The Museum of Fine Arts in Boston is hosting an outdoor display that illustrates the principles of sailing, but also defines it as art.

Bill Koch’s America3, winner of the 1992 America’s Cup, and the Italian yacht she beat in San Diego, Il Moro Di Venezia, appear to be “sailing on land” through the concept designed and executed by Rodger Martin Yacht Design. (The Newport, R.I., firm also was part of the America3 design team in 1991-’92.) The boats are part of the exhibit, “The Things I Love: The Many Collections of William I. Koch.”

At 124 feet tall, the boats are displayed as if racing, with defending yacht America3, skippered by Koch in ’92, in the lead. The display is designed to be able to sustain winds up to 96 knots, and will remain outside the museum for the duration of the exhibit, which was set to run through Nov. 13.

The yachts are suspended with a system of tensioned stainless steel rods with 316 stainless fittings. The largest rod, at Il Moro’s port side, can take a reported 91,000-pound load. Within the boats, the main supporting wires attach to the fin keels. The bow and stern tethers on both boats stabilize against pitching and yawing in heavy wind and are attached to the forestay, runner and mainsheet bulkheads using custom chain plates.

Fourteen helical piles, essentially giant corkscrews, were used to anchor the tension wire. They’re driven 15 to 20 feet below grade to a layer of clay, and are also used to anchor the concrete footings below each boat’s keel and below carbon support masts.
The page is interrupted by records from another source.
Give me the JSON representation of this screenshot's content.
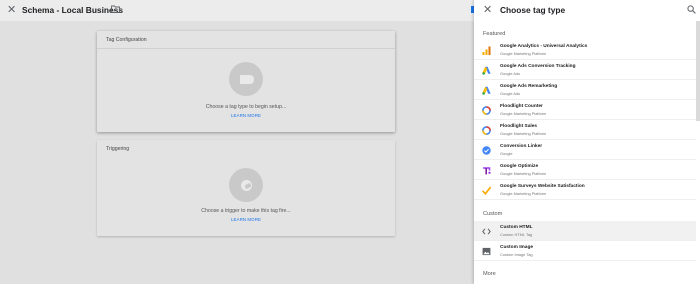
{
  "editor": {
    "title": "Schema - Local Business",
    "tag_configuration": {
      "heading": "Tag Configuration",
      "prompt": "Choose a tag type to begin setup...",
      "link": "LEARN MORE"
    },
    "triggering": {
      "heading": "Triggering",
      "prompt": "Choose a trigger to make this tag fire...",
      "link": "LEARN MORE"
    }
  },
  "panel": {
    "title": "Choose tag type",
    "sections": {
      "featured": "Featured",
      "custom": "Custom",
      "more": "More"
    },
    "featured_items": [
      {
        "name": "Google Analytics - Universal Analytics",
        "sub": "Google Marketing Platform",
        "icon": "analytics-icon"
      },
      {
        "name": "Google Ads Conversion Tracking",
        "sub": "Google Ads",
        "icon": "google-ads-icon"
      },
      {
        "name": "Google Ads Remarketing",
        "sub": "Google Ads",
        "icon": "google-ads-icon"
      },
      {
        "name": "Floodlight Counter",
        "sub": "Google Marketing Platform",
        "icon": "floodlight-icon"
      },
      {
        "name": "Floodlight Sales",
        "sub": "Google Marketing Platform",
        "icon": "floodlight-icon"
      },
      {
        "name": "Conversion Linker",
        "sub": "Google",
        "icon": "conversion-linker-icon"
      },
      {
        "name": "Google Optimize",
        "sub": "Google Marketing Platform",
        "icon": "optimize-icon"
      },
      {
        "name": "Google Surveys Website Satisfaction",
        "sub": "Google Marketing Platform",
        "icon": "surveys-icon"
      }
    ],
    "custom_items": [
      {
        "name": "Custom HTML",
        "sub": "Custom HTML Tag",
        "icon": "code-icon"
      },
      {
        "name": "Custom Image",
        "sub": "Custom Image Tag",
        "icon": "image-icon"
      }
    ]
  },
  "colors": {
    "accent": "#1a73e8",
    "overlay": "#e0e0e0"
  }
}
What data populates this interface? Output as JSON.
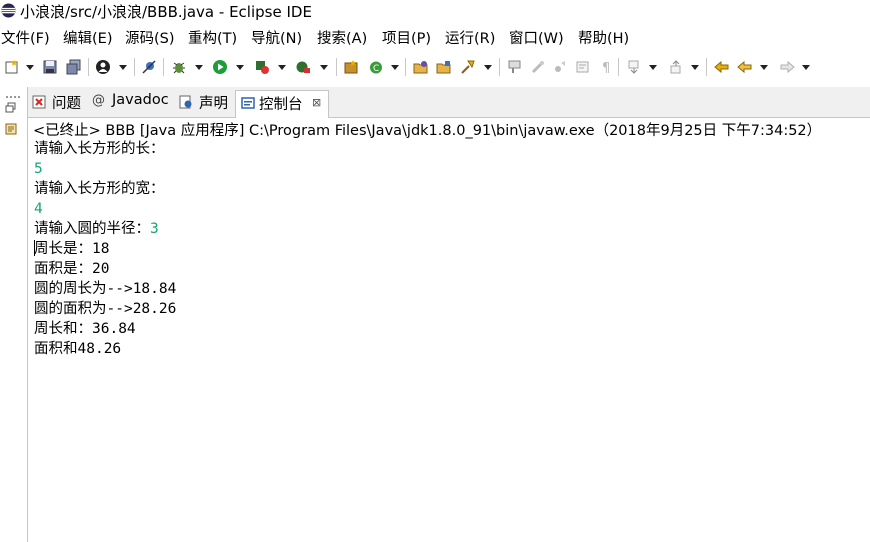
{
  "window": {
    "title": "小浪浪/src/小浪浪/BBB.java - Eclipse IDE"
  },
  "menu": [
    "文件(F)",
    "编辑(E)",
    "源码(S)",
    "重构(T)",
    "导航(N)",
    "搜索(A)",
    "项目(P)",
    "运行(R)",
    "窗口(W)",
    "帮助(H)"
  ],
  "tabs": {
    "problems": "问题",
    "javadoc": "Javadoc",
    "declaration": "声明",
    "console": "控制台",
    "console_close": "⊠"
  },
  "console": {
    "header": "<已终止> BBB [Java 应用程序] C:\\Program Files\\Java\\jdk1.8.0_91\\bin\\javaw.exe（2018年9月25日 下午7:34:52）",
    "lines": [
      {
        "prompt": "请输入长方形的长：",
        "input": ""
      },
      {
        "prompt": "",
        "input": "5"
      },
      {
        "prompt": "请输入长方形的宽：",
        "input": ""
      },
      {
        "prompt": "",
        "input": "4"
      },
      {
        "prompt": "请输入圆的半径：",
        "input": "3"
      },
      {
        "prompt": "周长是：18",
        "input": ""
      },
      {
        "prompt": "面积是：20",
        "input": ""
      },
      {
        "prompt": "圆的周长为-->18.84",
        "input": ""
      },
      {
        "prompt": "圆的面积为-->28.26",
        "input": ""
      },
      {
        "prompt": "周长和：36.84",
        "input": ""
      },
      {
        "prompt": "面积和48.26",
        "input": ""
      }
    ]
  },
  "colors": {
    "input_text": "#17a673",
    "accent": "#2d64b3"
  }
}
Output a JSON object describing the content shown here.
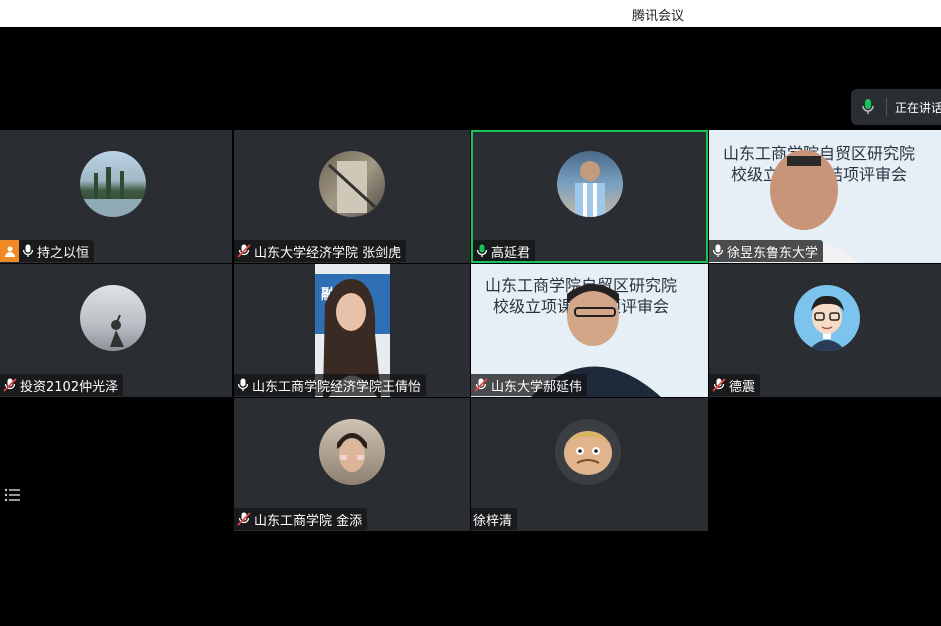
{
  "window": {
    "title": "腾讯会议"
  },
  "speaking": {
    "label": "正在讲话"
  },
  "participants": [
    {
      "name": "持之以恒",
      "mic": "on"
    },
    {
      "name": "山东大学经济学院 张剑虎",
      "mic": "muted"
    },
    {
      "name": "高延君",
      "mic": "active"
    },
    {
      "name": "徐昱东鲁东大学",
      "mic": "on"
    },
    {
      "name": "投资2102仲光泽",
      "mic": "muted"
    },
    {
      "name": "山东工商学院经济学院王倩怡",
      "mic": "on"
    },
    {
      "name": "山东大学郝延伟",
      "mic": "muted"
    },
    {
      "name": "德震",
      "mic": "muted"
    },
    {
      "name": "山东工商学院 金添",
      "mic": "muted"
    },
    {
      "name": "徐梓清",
      "mic": "none"
    }
  ],
  "slides": {
    "tile4_line1": "山东工商学院自贸区研究院",
    "tile4_line2": "校级立项课题结项评审会",
    "tile7_line1": "山东工商学院自贸区研究院",
    "tile7_line2": "校级立项课题结项评审会",
    "tile6_text": "融科 防"
  },
  "colors": {
    "active_border": "#19c35a",
    "mic_green": "#19c35a",
    "tile_bg": "#2a2d31",
    "badge_orange": "#f08a24"
  },
  "icons": [
    "mic-icon",
    "mic-muted-icon",
    "person-icon",
    "list-icon"
  ]
}
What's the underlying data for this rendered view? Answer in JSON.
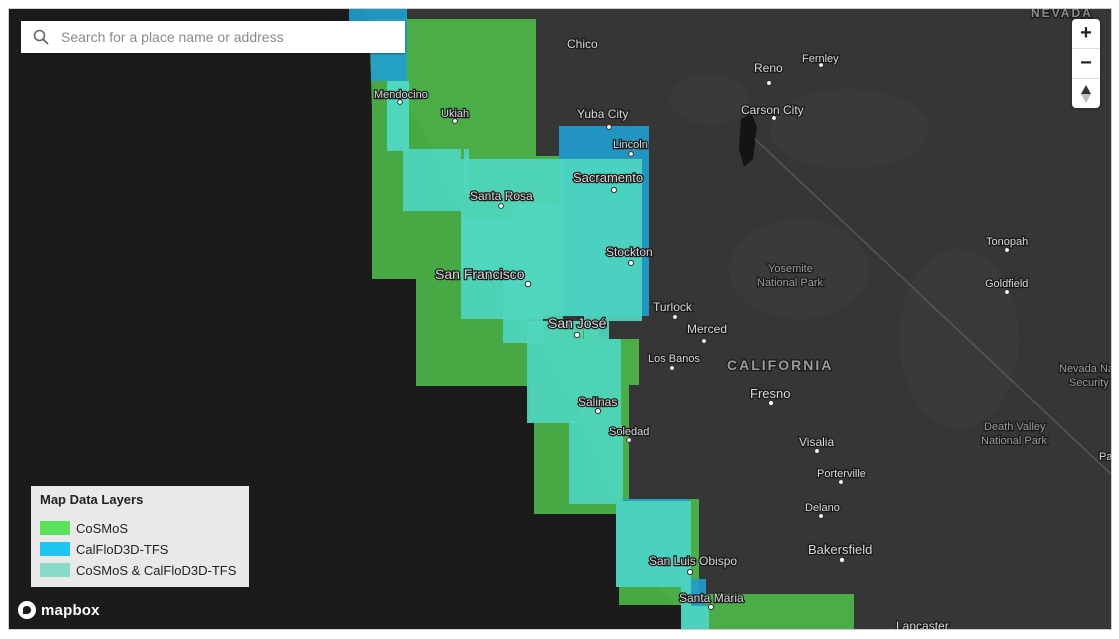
{
  "search": {
    "placeholder": "Search for a place name or address",
    "value": ""
  },
  "zoom_controls": {
    "zoom_in": "+",
    "zoom_out": "−",
    "compass": "▲"
  },
  "legend": {
    "title": "Map Data Layers",
    "items": [
      {
        "label": "CoSMoS",
        "color": "#5be35b"
      },
      {
        "label": "CalFloD3D-TFS",
        "color": "#1ec5f0"
      },
      {
        "label": "CoSMoS & CalFloD3D-TFS",
        "color": "#86dcc6"
      }
    ]
  },
  "attribution": {
    "logo_text": "mapbox"
  },
  "colors": {
    "base_land": "#363636",
    "base_water": "#1b1b1b",
    "cosmos": "#5be35b",
    "calflod": "#1ec5f0",
    "overlap": "#4fd6bf"
  },
  "places": {
    "nevada": "NEVADA",
    "chico": "Chico",
    "reno": "Reno",
    "fernley": "Fernley",
    "mendocino": "Mendocino",
    "ukiah": "Ukiah",
    "yuba_city": "Yuba City",
    "carson_city": "Carson City",
    "lincoln": "Lincoln",
    "sacramento": "Sacramento",
    "santa_rosa": "Santa Rosa",
    "stockton": "Stockton",
    "san_francisco": "San Francisco",
    "tonopah": "Tonopah",
    "yosemite1": "Yosemite",
    "yosemite2": "National Park",
    "goldfield": "Goldfield",
    "turlock": "Turlock",
    "san_jose": "San José",
    "merced": "Merced",
    "los_banos": "Los Banos",
    "california": "CALIFORNIA",
    "nevada_na1": "Nevada Na",
    "nevada_na2": "Security",
    "fresno": "Fresno",
    "salinas": "Salinas",
    "soledad": "Soledad",
    "death_valley1": "Death Valley",
    "death_valley2": "National Park",
    "pa": "Pa",
    "visalia": "Visalia",
    "porterville": "Porterville",
    "delano": "Delano",
    "bakersfield": "Bakersfield",
    "san_luis_obispo": "San Luis Obispo",
    "santa_maria": "Santa Maria",
    "lancaster": "Lancaster"
  }
}
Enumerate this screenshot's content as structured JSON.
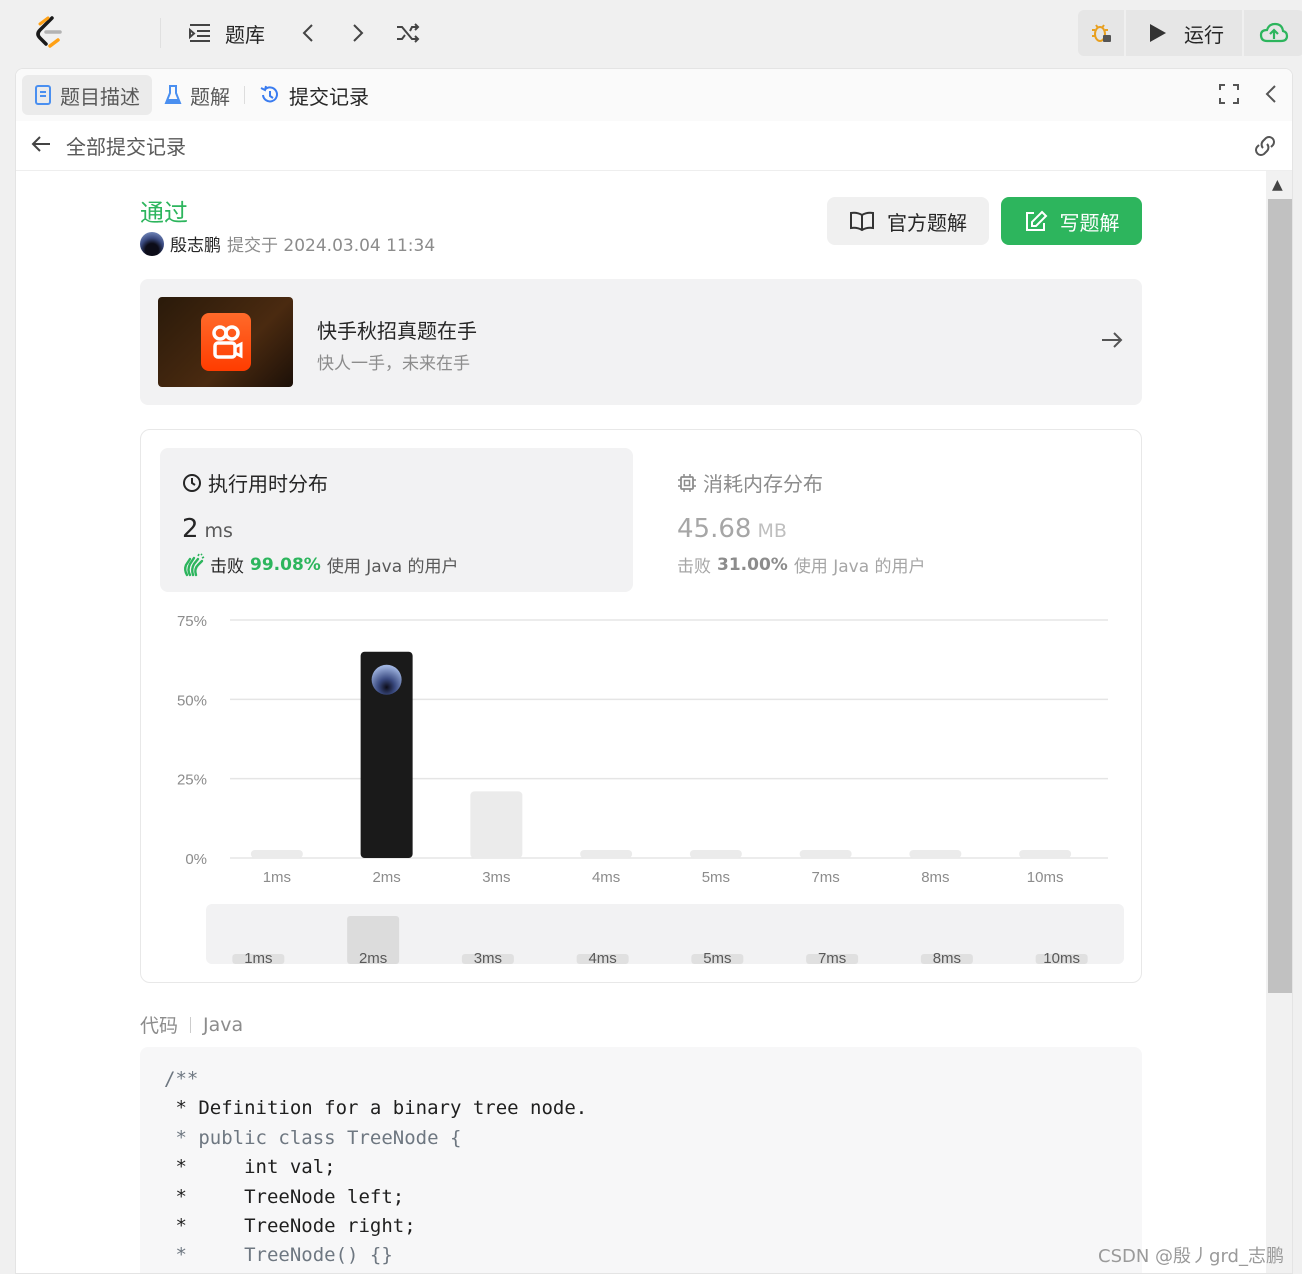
{
  "topbar": {
    "problems_label": "题库",
    "run_label": "运行",
    "icons": [
      "list-icon",
      "chevron-left-icon",
      "chevron-right-icon",
      "shuffle-icon",
      "debug-icon",
      "play-icon",
      "cloud-upload-icon"
    ]
  },
  "tabs": {
    "description": "题目描述",
    "solutions": "题解",
    "submissions": "提交记录"
  },
  "subhead": {
    "back_label": "全部提交记录"
  },
  "submission": {
    "status": "通过",
    "user": "殷志鹏",
    "submitted_at": "提交于 2024.03.04 11:34",
    "official_solution_label": "官方题解",
    "write_solution_label": "写题解"
  },
  "ad": {
    "title": "快手秋招真题在手",
    "subtitle": "快人一手，未来在手"
  },
  "runtime": {
    "title": "执行用时分布",
    "value": "2",
    "unit": "ms",
    "beat_prefix": "击败",
    "beat_pct": "99.08%",
    "beat_desc": "使用 Java 的用户"
  },
  "memory": {
    "title": "消耗内存分布",
    "value": "45.68",
    "unit": "MB",
    "beat_prefix": "击败",
    "beat_pct": "31.00%",
    "beat_desc": "使用 Java 的用户"
  },
  "chart_data": {
    "type": "bar",
    "categories": [
      "1ms",
      "2ms",
      "3ms",
      "4ms",
      "5ms",
      "7ms",
      "8ms",
      "10ms"
    ],
    "values": [
      0.5,
      65,
      21,
      0.5,
      0.5,
      0.5,
      0.5,
      0.5
    ],
    "highlight_category": "2ms",
    "y_ticks": [
      "0%",
      "25%",
      "50%",
      "75%"
    ],
    "ylim": [
      0,
      75
    ],
    "grid": true,
    "colors": {
      "highlight": "#1a1a1a",
      "normal": "#ebebeb",
      "grid": "#e5e5e5"
    }
  },
  "code": {
    "label": "代码",
    "language": "Java",
    "lines": [
      "/**",
      " * Definition for a binary tree node.",
      " * public class TreeNode {",
      " *     int val;",
      " *     TreeNode left;",
      " *     TreeNode right;",
      " *     TreeNode() {}"
    ]
  },
  "watermark": "CSDN @殷丿grd_志鹏",
  "colors": {
    "accent_green": "#2db55d",
    "background": "#f0f0f0"
  }
}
Below each ballast bulb is a ball-and-socket joint that allows the yachts to pivot if hit with a blast of wind, rather than bending and stressing their structures — and also take the 70 tons of compression experienced in a 96-knot wind gust. www.rodgermartindesign.com